In mid-2018 we made a big push for speed on the site. The site, running on PHP, was taking about 7 seconds to load. The site had already been running through CloudFlare for some time but on a shared host in Sydney (which is also where most of the customers are). We found when developing the @TuffTruck site that DigitalOcean was fast - and even though it's located overseas, we still found it 2 seconds faster for Australian users. We found that some Wordpress plugins were really slowing the TTFB - with all plugins off, Wordpress would save respond 1.5-2 seconds faster. With a on/off walk through of each plugin we found 2 plugins by Ontraport (a CRM type service that some forms we populating) was the main culprit. Out they went and we built our own plugin to do push the data to them only when required. With the TTFB acceptable, we moved on to getting the complete page load time down. Turning on CloudFlare 's HTML/CSS/JS minifications & Rocket Loader we could get our group of test pages, including the homepage, loading [in full] in just over 2 seconds. We then moved the images off to imgix and put the CSS, JS and Fonts onto a mirrored subdomain (so that cookies weren't exchanged), but this only shaved about another 0.2 seconds off. We are keeping it running for the moment, but the $10 minimum a month for imgix is hardly worth it (would be different if new images were going up all the time and needed processing). The client is overly happy with the ~70% improvement and has already seen the site move up the ranks of Google's SERP and bring down their PPC costs. AND all the new hosting providers still come in at half the price of the previous Sydney hosting service. We have a few ideas that we are testing on our staging site and will roll these out soon.
related Amazon Elastic Transcoder posts

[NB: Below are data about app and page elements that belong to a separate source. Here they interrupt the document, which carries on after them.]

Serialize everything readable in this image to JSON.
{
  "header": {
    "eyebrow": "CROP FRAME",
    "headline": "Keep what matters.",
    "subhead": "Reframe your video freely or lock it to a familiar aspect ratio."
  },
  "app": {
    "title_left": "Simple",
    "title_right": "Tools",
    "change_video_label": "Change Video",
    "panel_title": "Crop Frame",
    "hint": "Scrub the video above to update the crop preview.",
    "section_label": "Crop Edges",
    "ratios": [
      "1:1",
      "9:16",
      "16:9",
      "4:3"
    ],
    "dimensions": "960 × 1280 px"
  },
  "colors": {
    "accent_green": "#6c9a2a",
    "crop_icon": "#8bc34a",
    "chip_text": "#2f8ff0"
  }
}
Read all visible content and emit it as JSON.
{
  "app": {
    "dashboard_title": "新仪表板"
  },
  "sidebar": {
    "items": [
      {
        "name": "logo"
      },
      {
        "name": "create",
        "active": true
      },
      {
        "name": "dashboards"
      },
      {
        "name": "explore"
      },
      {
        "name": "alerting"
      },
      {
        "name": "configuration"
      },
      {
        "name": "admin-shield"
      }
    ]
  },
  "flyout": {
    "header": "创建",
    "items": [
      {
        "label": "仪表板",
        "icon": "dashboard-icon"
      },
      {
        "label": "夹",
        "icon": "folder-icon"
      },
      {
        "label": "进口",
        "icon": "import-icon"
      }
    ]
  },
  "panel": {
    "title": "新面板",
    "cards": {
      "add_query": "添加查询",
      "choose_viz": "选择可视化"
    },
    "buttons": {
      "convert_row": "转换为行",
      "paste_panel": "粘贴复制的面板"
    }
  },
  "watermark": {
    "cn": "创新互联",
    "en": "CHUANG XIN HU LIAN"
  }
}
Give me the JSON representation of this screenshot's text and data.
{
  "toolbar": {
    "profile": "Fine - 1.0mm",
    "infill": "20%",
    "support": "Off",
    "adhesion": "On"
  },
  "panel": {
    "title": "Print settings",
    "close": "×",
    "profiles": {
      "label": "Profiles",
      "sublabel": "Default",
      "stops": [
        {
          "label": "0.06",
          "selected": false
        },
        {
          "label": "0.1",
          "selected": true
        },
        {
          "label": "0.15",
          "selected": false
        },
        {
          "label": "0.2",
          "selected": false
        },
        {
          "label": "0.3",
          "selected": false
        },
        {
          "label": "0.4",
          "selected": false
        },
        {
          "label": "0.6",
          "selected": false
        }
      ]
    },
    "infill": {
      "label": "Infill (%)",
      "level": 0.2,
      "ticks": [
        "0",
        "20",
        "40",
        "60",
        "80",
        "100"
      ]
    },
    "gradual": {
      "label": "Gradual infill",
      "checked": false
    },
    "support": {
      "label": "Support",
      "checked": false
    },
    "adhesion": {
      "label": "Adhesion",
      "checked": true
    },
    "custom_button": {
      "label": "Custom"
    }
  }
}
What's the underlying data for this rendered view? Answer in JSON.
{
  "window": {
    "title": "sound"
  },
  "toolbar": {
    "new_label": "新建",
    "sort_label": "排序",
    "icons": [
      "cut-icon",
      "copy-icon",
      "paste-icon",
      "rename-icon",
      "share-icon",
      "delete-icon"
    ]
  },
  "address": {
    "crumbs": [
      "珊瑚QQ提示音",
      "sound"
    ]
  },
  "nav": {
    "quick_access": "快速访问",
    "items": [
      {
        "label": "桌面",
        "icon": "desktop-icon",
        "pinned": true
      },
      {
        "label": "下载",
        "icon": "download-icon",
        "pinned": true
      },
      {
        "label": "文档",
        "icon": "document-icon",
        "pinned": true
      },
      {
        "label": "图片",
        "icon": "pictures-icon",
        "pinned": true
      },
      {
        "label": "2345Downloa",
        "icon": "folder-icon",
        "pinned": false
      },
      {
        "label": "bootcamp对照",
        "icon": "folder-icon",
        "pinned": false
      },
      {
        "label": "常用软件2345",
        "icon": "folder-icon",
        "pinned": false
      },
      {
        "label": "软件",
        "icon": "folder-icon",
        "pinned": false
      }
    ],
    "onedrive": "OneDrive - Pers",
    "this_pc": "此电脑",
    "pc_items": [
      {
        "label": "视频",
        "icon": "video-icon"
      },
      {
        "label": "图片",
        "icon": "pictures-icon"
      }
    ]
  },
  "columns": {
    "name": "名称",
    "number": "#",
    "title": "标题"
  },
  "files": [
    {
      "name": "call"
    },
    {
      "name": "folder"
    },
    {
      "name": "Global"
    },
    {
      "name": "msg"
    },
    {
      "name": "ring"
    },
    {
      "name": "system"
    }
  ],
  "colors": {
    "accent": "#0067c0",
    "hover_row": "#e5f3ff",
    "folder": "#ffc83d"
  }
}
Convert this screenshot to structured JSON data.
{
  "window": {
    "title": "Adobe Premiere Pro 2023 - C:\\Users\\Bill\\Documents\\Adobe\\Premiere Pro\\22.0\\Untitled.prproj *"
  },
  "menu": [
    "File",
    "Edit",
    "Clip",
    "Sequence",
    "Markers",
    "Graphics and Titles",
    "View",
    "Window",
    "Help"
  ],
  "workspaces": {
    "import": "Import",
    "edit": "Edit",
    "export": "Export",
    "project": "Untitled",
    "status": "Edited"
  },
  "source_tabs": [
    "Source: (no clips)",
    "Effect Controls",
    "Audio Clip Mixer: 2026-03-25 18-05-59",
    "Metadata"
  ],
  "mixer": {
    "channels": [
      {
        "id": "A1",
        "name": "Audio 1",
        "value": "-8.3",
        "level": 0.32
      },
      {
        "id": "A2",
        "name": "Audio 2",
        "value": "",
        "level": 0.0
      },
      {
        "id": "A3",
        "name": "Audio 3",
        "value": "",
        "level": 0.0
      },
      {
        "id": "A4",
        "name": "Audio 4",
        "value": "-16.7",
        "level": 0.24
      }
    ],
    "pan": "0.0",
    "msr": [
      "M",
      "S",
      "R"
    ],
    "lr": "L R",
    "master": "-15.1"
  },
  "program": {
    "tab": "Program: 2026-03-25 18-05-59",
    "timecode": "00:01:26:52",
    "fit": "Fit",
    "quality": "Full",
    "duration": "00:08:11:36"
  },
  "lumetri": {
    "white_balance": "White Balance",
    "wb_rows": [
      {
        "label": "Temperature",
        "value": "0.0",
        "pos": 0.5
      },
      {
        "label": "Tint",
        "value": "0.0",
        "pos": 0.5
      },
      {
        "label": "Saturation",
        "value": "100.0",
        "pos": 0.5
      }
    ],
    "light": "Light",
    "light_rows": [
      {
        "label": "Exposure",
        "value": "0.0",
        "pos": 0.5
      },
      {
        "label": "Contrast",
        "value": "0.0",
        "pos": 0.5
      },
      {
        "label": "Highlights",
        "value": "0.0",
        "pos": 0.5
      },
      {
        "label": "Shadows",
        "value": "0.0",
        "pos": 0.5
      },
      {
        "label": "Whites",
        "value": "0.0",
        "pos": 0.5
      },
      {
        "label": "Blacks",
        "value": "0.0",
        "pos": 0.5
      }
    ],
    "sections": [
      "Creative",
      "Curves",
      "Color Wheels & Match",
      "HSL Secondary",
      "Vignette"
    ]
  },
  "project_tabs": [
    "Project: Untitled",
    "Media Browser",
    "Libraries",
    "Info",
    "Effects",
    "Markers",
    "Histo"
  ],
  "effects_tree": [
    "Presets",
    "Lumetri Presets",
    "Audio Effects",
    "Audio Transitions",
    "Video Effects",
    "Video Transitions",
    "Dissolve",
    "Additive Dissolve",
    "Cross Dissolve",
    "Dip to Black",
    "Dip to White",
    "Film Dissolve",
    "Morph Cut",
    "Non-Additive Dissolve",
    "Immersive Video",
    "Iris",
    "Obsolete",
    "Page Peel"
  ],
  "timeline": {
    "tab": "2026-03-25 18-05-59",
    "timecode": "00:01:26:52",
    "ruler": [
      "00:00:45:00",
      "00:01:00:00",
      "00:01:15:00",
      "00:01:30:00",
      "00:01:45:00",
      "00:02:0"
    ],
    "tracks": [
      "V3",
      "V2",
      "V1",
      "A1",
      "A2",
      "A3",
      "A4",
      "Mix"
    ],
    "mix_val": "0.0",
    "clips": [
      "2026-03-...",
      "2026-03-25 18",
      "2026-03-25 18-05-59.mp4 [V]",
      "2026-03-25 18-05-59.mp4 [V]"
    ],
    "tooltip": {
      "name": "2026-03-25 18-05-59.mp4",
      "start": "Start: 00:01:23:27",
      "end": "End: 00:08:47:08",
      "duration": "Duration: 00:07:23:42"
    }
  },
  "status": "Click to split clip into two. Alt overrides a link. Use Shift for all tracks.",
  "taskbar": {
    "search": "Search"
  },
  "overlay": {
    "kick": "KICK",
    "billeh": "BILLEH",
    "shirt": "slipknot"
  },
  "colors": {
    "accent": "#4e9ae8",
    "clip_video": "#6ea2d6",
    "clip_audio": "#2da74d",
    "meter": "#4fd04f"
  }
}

We were looking for a versatile #MediaTranscoding service for #video to convert TV shows and movies from large content providers into web #VideoStreaming formats. These content providers gave us files ranging from Apple ProRes to h.264, with file sizes from 1 GB to 100 GB, and we needed a tool that could cope with all of it. We looked at Amazon Elastic Transcoder and Zencoder, and eventually chose @Zencoder because it had support for every format we needed, good handling of sound channel remapping, and a clear UI with fast processing times. We automated our usage with it by writing a simple Python script to interact with it's API, and hosted the input and output AV files on Amazon S3, which it could easily talk to. So far we've converted 15 TB representing several thousand files using the service and are quite happy!